> [TASK PROMPT] Could you copy every line in the listing below that has the word "BLOCKS"?

> [TASK DATA]
────────────────────
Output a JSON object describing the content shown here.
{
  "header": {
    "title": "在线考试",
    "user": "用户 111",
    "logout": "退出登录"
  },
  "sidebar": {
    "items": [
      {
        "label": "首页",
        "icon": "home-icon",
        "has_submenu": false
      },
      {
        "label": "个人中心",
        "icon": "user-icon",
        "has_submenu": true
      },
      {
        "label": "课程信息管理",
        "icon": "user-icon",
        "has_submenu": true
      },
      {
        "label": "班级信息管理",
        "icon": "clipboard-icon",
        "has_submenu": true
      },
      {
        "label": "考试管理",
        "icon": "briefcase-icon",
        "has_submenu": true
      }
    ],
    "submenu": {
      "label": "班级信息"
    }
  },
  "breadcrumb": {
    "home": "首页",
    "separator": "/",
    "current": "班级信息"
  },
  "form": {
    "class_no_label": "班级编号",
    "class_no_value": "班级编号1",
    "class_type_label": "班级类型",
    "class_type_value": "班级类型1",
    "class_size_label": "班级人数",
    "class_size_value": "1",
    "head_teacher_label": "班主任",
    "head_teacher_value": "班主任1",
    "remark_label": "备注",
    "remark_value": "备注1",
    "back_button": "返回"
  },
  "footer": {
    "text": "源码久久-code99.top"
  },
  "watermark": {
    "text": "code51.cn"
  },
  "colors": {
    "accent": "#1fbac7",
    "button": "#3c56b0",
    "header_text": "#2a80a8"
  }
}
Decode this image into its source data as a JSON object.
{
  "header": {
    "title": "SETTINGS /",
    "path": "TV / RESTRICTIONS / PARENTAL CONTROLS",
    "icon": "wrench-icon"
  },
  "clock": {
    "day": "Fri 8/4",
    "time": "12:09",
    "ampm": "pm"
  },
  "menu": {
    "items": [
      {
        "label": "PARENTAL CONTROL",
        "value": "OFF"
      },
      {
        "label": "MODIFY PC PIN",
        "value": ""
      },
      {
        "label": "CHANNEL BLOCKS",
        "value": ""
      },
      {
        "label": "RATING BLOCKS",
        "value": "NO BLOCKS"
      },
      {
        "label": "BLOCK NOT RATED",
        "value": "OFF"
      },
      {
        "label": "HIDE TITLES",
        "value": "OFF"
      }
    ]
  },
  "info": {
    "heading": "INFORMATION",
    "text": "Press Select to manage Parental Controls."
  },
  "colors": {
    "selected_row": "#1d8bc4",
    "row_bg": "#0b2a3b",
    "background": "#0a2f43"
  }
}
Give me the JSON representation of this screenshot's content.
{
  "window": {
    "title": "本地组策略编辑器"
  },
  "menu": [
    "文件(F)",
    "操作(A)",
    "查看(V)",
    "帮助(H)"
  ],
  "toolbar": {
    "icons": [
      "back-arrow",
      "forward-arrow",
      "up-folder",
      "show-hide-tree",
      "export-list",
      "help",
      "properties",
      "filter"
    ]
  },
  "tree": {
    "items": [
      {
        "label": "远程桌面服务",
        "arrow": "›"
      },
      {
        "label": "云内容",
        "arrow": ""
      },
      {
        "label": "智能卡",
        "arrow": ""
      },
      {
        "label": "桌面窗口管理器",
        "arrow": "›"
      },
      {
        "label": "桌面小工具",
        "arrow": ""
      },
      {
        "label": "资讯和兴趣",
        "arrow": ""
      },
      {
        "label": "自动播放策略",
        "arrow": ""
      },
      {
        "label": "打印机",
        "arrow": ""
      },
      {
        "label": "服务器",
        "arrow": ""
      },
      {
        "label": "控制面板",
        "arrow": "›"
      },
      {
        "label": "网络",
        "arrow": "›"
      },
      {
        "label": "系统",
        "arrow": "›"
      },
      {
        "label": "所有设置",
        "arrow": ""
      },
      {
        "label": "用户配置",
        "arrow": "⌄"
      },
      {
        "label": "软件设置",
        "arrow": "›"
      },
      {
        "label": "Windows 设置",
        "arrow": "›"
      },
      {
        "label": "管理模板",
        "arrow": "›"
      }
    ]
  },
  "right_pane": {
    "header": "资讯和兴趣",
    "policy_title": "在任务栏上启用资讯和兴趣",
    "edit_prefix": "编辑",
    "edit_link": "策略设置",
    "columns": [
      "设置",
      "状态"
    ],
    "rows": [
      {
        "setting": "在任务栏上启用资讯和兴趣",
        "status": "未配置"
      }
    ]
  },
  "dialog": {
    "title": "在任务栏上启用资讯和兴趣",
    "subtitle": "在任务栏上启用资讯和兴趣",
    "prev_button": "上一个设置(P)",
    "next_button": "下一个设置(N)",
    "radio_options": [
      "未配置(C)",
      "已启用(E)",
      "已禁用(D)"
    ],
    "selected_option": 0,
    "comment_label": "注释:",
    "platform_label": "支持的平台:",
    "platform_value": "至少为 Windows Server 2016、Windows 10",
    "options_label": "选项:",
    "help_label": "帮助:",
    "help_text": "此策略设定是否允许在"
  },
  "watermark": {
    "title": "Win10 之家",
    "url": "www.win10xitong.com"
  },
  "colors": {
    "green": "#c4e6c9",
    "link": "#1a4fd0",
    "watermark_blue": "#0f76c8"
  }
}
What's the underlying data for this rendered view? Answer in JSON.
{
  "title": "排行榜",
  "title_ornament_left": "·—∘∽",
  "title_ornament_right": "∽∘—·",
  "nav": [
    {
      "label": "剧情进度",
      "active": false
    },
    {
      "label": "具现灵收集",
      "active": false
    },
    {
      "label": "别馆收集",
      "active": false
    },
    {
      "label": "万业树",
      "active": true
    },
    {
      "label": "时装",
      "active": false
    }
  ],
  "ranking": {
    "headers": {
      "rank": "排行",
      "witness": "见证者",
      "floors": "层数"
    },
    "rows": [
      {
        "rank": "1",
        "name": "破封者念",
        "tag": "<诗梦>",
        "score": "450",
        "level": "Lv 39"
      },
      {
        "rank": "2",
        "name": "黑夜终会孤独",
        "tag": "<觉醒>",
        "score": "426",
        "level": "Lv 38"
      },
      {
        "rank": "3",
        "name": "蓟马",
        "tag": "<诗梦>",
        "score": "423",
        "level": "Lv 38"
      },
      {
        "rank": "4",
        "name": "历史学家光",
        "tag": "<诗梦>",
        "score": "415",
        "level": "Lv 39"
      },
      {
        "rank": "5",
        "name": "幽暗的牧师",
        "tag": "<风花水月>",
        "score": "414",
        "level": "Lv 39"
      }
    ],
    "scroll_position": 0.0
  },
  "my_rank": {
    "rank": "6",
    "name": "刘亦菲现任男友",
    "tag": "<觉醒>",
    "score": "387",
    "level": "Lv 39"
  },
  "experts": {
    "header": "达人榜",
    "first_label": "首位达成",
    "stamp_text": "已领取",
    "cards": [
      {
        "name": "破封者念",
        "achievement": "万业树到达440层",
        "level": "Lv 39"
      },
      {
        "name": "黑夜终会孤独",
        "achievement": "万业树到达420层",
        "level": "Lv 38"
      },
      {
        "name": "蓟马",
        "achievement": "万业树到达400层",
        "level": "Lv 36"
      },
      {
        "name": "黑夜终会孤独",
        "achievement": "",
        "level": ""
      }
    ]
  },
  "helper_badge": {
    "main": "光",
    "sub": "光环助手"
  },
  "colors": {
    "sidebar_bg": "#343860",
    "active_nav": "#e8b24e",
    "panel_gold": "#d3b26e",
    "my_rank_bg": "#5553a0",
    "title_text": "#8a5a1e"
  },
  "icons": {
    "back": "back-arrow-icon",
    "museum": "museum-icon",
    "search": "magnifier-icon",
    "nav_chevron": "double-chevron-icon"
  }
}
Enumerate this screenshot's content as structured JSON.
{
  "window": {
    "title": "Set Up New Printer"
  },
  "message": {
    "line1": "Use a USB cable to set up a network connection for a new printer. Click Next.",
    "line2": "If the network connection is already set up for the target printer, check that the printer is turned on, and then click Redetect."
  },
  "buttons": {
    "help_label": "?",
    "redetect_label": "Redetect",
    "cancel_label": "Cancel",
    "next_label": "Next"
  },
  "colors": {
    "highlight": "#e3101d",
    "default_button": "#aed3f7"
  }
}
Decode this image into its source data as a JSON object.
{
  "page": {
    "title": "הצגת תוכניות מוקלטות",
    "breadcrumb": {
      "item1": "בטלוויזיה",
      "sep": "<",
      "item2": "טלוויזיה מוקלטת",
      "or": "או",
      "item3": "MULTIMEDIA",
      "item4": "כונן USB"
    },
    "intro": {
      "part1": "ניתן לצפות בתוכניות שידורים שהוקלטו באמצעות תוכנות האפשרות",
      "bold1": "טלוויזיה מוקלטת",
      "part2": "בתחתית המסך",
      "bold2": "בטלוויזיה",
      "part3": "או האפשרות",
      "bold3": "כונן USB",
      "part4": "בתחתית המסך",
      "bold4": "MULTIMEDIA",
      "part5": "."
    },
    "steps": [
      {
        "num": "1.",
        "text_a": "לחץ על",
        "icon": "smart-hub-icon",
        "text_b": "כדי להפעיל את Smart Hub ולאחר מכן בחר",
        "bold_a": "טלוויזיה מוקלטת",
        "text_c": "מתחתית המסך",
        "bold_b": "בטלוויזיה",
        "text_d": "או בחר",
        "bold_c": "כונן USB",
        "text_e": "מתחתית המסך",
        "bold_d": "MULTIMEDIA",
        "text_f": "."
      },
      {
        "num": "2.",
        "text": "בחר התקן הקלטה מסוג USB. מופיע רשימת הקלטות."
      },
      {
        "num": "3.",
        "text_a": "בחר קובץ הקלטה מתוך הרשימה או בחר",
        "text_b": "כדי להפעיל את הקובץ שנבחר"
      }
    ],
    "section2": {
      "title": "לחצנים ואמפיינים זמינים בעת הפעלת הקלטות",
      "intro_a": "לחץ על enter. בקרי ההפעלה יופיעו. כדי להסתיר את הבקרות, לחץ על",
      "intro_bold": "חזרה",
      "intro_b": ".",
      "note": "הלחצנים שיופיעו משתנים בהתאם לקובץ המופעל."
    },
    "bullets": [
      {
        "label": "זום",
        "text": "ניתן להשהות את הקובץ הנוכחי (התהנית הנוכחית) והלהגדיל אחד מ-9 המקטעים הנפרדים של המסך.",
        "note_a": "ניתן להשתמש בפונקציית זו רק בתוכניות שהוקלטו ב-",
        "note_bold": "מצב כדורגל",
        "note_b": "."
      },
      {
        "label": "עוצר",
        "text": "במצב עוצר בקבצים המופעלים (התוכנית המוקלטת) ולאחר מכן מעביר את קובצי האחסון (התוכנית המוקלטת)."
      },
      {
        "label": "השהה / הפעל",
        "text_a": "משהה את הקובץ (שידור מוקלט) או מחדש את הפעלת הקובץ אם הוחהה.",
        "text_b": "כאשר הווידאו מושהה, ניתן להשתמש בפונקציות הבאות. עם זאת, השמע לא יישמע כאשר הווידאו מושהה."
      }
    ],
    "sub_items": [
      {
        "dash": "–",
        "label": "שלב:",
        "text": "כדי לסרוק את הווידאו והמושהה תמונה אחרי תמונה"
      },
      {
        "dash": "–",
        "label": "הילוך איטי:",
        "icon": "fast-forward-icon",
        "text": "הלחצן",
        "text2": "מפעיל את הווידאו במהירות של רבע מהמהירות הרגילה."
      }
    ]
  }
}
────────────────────
> [RESPONSE FOR THIS EXERCISE]
        "label": "CHANNEL BLOCKS",
        "label": "RATING BLOCKS",
        "value": "NO BLOCKS"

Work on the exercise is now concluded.